Commodities: 'epic rout' or the new normal?
The "epic rout" in commodity markets in recent days has left some traders and investors in a state of shock. But, if the damage turns out to be localised, Ben Bernanke will consider it useful - and we probably should as well.
The fall in prices - which has pushed the main US benchmark price of oil below $100 a barrel and saw the biggest ever one day fall in the price of Brent crude - has been linked to fears about the pace of the global recovery. That isn't good news. But nor is it strictly news.
The economic statistics have been showing signs of weakening in the real economy in the US and Europe for several weeks. The question is whether falling commodity prices make the situation better, or worse. Again, assuming there's limited collateral damage to the broader financial system, the answer ought to be better, for two reasons.

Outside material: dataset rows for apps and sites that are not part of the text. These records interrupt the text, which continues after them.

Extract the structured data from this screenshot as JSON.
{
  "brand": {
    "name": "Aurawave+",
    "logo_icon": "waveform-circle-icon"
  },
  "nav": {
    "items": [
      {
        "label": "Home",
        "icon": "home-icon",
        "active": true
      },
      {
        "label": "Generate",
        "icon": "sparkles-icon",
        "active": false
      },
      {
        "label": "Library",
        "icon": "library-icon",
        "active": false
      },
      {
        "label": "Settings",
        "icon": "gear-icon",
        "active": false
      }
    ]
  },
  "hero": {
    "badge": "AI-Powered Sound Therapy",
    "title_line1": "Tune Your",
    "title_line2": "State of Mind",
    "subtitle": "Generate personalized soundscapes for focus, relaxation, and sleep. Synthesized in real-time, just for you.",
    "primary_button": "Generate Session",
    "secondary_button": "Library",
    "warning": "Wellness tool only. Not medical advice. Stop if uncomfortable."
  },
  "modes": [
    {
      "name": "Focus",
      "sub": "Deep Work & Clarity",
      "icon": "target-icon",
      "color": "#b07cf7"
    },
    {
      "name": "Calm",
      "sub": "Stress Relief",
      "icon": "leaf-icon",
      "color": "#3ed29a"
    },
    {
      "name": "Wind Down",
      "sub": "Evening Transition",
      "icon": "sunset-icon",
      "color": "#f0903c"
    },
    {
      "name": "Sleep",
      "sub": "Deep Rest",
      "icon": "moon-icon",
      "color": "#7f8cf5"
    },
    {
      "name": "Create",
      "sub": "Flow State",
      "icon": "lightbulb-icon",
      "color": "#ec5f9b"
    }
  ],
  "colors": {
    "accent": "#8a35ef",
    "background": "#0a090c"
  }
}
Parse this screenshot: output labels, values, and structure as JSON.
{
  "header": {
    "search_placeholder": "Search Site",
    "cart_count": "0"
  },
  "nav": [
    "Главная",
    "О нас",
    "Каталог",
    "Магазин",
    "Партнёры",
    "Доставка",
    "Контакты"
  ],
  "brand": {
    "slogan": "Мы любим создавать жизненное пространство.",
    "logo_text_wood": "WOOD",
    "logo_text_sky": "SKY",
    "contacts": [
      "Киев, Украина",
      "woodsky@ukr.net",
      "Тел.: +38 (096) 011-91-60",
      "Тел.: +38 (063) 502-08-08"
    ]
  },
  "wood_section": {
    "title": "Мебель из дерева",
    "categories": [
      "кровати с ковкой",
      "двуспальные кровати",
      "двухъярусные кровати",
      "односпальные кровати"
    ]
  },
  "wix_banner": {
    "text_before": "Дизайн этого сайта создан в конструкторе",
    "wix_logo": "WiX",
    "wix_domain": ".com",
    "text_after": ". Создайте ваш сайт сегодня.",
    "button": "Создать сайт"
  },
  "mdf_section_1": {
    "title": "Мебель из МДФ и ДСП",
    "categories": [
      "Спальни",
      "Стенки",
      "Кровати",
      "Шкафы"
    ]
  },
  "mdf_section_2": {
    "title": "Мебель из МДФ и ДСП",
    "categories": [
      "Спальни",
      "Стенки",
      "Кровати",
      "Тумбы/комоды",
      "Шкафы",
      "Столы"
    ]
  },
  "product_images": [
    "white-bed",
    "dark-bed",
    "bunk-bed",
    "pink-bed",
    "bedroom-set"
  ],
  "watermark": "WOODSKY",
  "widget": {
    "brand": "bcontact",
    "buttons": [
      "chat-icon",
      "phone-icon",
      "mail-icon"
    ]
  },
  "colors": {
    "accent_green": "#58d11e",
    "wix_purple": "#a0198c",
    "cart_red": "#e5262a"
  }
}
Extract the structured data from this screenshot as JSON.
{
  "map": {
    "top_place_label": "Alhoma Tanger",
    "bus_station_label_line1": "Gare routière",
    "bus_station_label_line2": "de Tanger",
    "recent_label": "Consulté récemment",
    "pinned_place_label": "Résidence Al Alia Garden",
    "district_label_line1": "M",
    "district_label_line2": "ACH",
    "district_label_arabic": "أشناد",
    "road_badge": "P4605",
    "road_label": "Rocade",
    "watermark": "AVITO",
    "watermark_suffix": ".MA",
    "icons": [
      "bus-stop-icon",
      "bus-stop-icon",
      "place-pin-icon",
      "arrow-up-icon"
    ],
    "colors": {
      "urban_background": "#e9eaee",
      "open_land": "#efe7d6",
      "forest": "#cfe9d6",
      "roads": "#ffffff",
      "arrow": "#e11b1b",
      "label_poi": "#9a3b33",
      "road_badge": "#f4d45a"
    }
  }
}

First, remember that one of the reasons we've been worried about the pace of recovery in the big advanced economies has been the rising price of oil and the rest, and the knock-on effect for inflation at a time when central bankers would rather not be raising rates.
It's early days yet - I wouldn't assume that the oil price will stay at this level. But if the global price of oil averages, say $110 a barrel over the next year or two, and not the $120 forecasters had been pencilling in, that could take about 0.2 percentage points off the rate of inflation in 2011 and 2012, relative to what was previously thought. If you're the ECB or the Bank of England, or the Federal Reserve, every little helps.
The other reason why Ben Bernanke and other central bankers will not be unhappy to see this week's price falls is that it suggests the first stage of unwinding the US central bank's emergency support for the US financial system is already quietly under way - and having the desired effect.
Though the ECB is the only major Western central bank to have formally raised interest rates, central banks around the world have been quietly mopping up some of the short-term liquidity that's been injected into the market since 2008. By signalling firmly that there were no plans for QE3, Ben Bernanke has made clear that the US is on that path as well, assuming there's no big market shock between now and June to make him re-think.
If the fall in commodity markets is part of the markets taking this information on board, Mr Bernanke and his central bank colleagues would probably think that was all to the good. In the current circumstances, the past few days of commodity market mayhem may actually be what "normalisation" looks like.
However, a lot depends on how long this price tumble continues - and the impact on other parts of the system.
Some have drawn comparisons with the spectacular fall in commodity prices in the early summer of 2008 after an equally dramatic run-up. This played an important role in the Lehmans meltdown a few months later: depending on whom you talk to, perhaps a decisive one.
The hope is that the past few days show the global economy moving further away from crisis and the emergency policies that it produced - NOT a premonition of another downward lurch. But we're all learning that nothing about this global recovery can be taken for granted.